Bhi Bhiman

Bhi Bhiman


With a style blending folk guitar, soul singing and biting lyrics, Bhi Bhiman is a unique and entertaining singer/songwriter. His sound ranges from haunting (“Eye on You”) to hilarious (“Talkin' NASCAR Blues”), and—while he’s at his best on stage—a few downloads are enough to turn anyone into a fan.


There's an old line Frank Zappa used when he was talking to journalists that goes, "I don't think anybody would be very interested in Frank Zappa if he thought he was capable of telling you who Frank Zappa is—know what I mean?"

In that vein, any musician's "bio" is inherently going to be at least half bullshit. If the music is good, it's good and the bio needs only to avoid tripping over itself. If the music's not good, no amount of background drama, celebrity intrigue or rhetorical praise is going to make it worthwhile.

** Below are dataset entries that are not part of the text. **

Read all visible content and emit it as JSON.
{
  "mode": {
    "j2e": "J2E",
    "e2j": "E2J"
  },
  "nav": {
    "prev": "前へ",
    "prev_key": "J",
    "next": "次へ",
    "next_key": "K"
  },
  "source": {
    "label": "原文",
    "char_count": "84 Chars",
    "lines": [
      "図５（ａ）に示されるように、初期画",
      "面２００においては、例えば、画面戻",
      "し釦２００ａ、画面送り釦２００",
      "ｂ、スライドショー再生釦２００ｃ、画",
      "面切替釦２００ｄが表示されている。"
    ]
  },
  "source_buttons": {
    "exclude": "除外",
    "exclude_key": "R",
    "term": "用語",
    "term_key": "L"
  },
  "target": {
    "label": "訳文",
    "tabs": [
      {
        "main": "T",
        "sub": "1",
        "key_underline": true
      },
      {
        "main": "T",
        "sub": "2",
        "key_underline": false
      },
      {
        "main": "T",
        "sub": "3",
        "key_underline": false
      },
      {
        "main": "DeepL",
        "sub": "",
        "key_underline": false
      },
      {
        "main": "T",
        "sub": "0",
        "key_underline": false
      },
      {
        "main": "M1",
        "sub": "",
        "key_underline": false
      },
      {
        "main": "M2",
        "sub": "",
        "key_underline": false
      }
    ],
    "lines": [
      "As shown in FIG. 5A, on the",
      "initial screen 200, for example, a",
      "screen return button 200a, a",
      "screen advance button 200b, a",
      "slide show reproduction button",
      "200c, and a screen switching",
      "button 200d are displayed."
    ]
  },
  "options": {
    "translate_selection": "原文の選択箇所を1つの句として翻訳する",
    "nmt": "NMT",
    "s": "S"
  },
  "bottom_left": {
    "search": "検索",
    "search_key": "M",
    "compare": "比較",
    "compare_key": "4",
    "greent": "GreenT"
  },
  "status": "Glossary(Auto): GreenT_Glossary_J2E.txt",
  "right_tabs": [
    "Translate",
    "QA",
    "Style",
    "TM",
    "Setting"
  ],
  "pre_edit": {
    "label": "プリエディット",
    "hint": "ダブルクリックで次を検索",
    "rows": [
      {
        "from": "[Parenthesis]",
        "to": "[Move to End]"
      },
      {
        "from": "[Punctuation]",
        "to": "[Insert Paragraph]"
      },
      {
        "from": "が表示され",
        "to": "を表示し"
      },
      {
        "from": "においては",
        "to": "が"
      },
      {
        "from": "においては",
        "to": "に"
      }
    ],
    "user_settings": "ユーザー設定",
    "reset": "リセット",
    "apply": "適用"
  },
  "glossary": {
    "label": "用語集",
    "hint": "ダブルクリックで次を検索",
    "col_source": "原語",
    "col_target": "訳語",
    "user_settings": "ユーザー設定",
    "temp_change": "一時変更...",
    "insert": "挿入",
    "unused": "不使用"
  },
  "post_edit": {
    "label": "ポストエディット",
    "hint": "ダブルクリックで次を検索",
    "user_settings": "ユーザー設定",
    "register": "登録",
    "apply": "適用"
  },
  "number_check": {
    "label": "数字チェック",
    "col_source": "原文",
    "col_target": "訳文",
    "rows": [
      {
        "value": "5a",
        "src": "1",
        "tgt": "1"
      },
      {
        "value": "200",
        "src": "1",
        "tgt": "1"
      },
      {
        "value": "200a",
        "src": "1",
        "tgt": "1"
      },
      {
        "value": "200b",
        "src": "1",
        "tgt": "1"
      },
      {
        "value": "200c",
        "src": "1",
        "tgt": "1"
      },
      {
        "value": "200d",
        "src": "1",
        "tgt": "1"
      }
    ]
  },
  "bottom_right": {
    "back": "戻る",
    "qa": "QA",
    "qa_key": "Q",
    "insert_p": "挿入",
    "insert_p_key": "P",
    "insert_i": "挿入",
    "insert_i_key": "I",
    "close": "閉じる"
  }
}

Such as it is, a bio could never suffice for Bhi Bhiman — for the very reason that his music is far more interesting of its own accord than anyone could ever make it through extrapolation or backdrop distractions.

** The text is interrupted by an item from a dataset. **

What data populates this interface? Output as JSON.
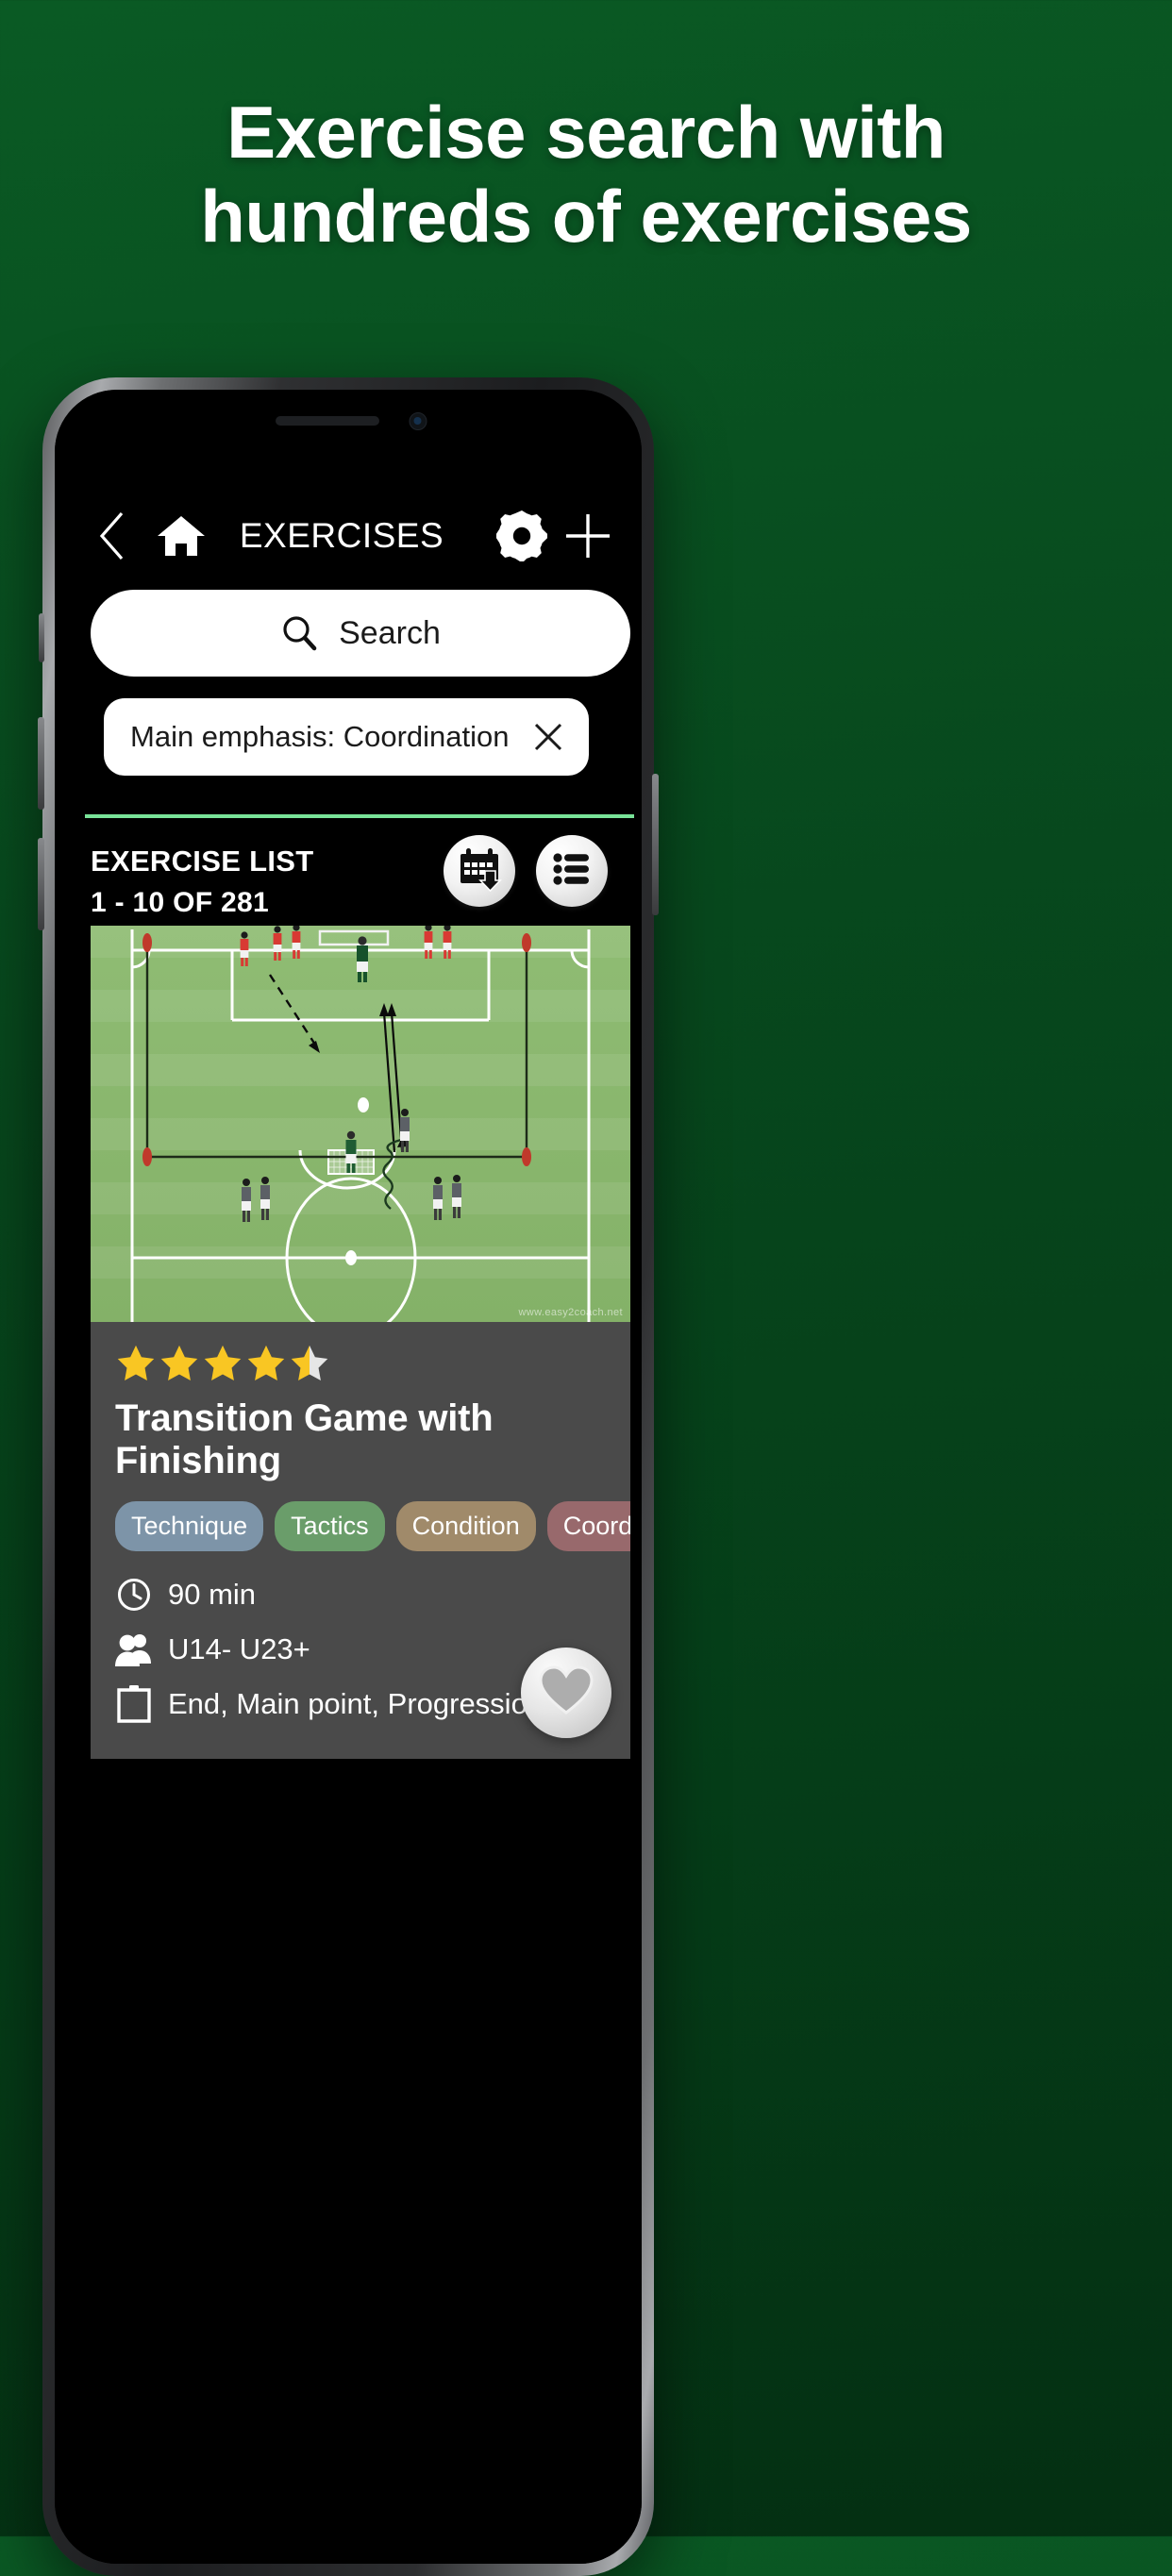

Now in his mid-20s, Bhiman was raised in St. Louis and is Sri Lankan by descent. He began playing guitar early in life, moving into songwriting while attending college in Santa Cruz. He developed quickly into an intelligent, engaging and—obviously most importantly— entertaining songwriter.

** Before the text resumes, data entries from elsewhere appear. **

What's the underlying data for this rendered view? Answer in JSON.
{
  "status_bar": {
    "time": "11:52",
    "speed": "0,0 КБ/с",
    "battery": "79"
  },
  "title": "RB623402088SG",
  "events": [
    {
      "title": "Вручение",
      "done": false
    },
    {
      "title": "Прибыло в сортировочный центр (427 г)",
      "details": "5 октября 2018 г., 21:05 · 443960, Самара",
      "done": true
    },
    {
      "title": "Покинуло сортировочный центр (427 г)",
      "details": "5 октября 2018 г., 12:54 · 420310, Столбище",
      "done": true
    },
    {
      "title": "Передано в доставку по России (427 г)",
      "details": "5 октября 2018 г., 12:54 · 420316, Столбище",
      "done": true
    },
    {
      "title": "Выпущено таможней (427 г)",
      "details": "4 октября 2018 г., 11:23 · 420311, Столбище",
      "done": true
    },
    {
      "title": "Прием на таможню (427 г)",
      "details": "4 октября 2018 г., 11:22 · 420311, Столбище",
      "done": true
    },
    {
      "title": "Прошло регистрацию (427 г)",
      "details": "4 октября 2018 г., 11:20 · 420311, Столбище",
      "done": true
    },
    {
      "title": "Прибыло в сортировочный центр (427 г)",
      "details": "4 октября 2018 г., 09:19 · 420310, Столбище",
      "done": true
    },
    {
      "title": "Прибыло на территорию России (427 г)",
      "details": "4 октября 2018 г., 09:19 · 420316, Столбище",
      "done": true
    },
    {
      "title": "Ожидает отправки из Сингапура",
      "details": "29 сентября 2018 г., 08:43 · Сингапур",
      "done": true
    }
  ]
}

While still in school he formed the band Hippie Grenade. The band's sound got around Santa Cruz and they became a cult favorite in town before outgrowing — and, in some cases, graduating — the college scene, at which point they moved on to San Francisco.

With the voice of a classic-era soul singer (Bill Withers), the presentation of a folk artist (Bob Dylan), the style of a beat poet (William Burroughs) and the psychotic moxie of true innovators (Tenacious D), Bhiman's solo stylings are more accessible and captivating than the rockier, funkier sound Hippie Grenade achieves.

But, as with any great singer-songwriter, it is Bhiman's lyrics that truly stand out.

Little blurbs stick with every listener: for some it's a racist culture escalated into a bit of nonsense in "White Man's Burden Blues"; for some it's a marriage struck up on Mexican wine and getting knocked up in "Equal in my Tea"; for some it's a nation infatuated with NASCAR and George W. Bush in "Talkin’ NASCAR Blues"; for some it's the unnatural (or natural) relationship between Kobe and Satan in "International Hater."

Wherever they appeal most to any particular ear, the lyrics that Bhiman writes bend the unfitting reality of modern culture into tangible and sidesplitting stories of love, lust, bigotry and life.

Does that summarize it sufficiently (without tripping)? There's no way it possibly could.

-Jake Leonard, San Francisco Chronicle


Bhi Bhiman, Self Titled EP:
Up in Arms (Minister of Defense)
White Man's Burden Blues
Equal in My Tea
Talkin' NASCAR Blues
International Hater (The Kobe Song)
*All songs aired on KZSU and KCSB

Set List

Bhi Bhiman's typical set list includes mostly originals with a few covers here and there.

Original Songs:
Time Heals a Broken Heart
Up in Arms (Minister of Defense)
White Man's Burden Blues
Equal in My Tea
Talkin' NASCAR Blues
International Hater (I Hate Kobe)
Eye on You
Fat Albert
Out in the Streets
Big Mistake (I Laughed All the Way to the B of A)
FDA Blues
Love Is Just a Word You Say
The Cookbook
You Gotta Move
Jaffna Town
Loving You
Going Back Home
It's Cold Out Here
Let Me In

Just Like a Woman
I Love Your Loving Ways
Here Comes the Sun
Concrete Jungle
Tracks of My Tears
When I Paint My Masterpiece
Bye Bye Love
I Don't Need No Doctor
Change is Gonna Come
Waiting in Vain
Higher and Higher
I Got a Woman
Black Hole Sun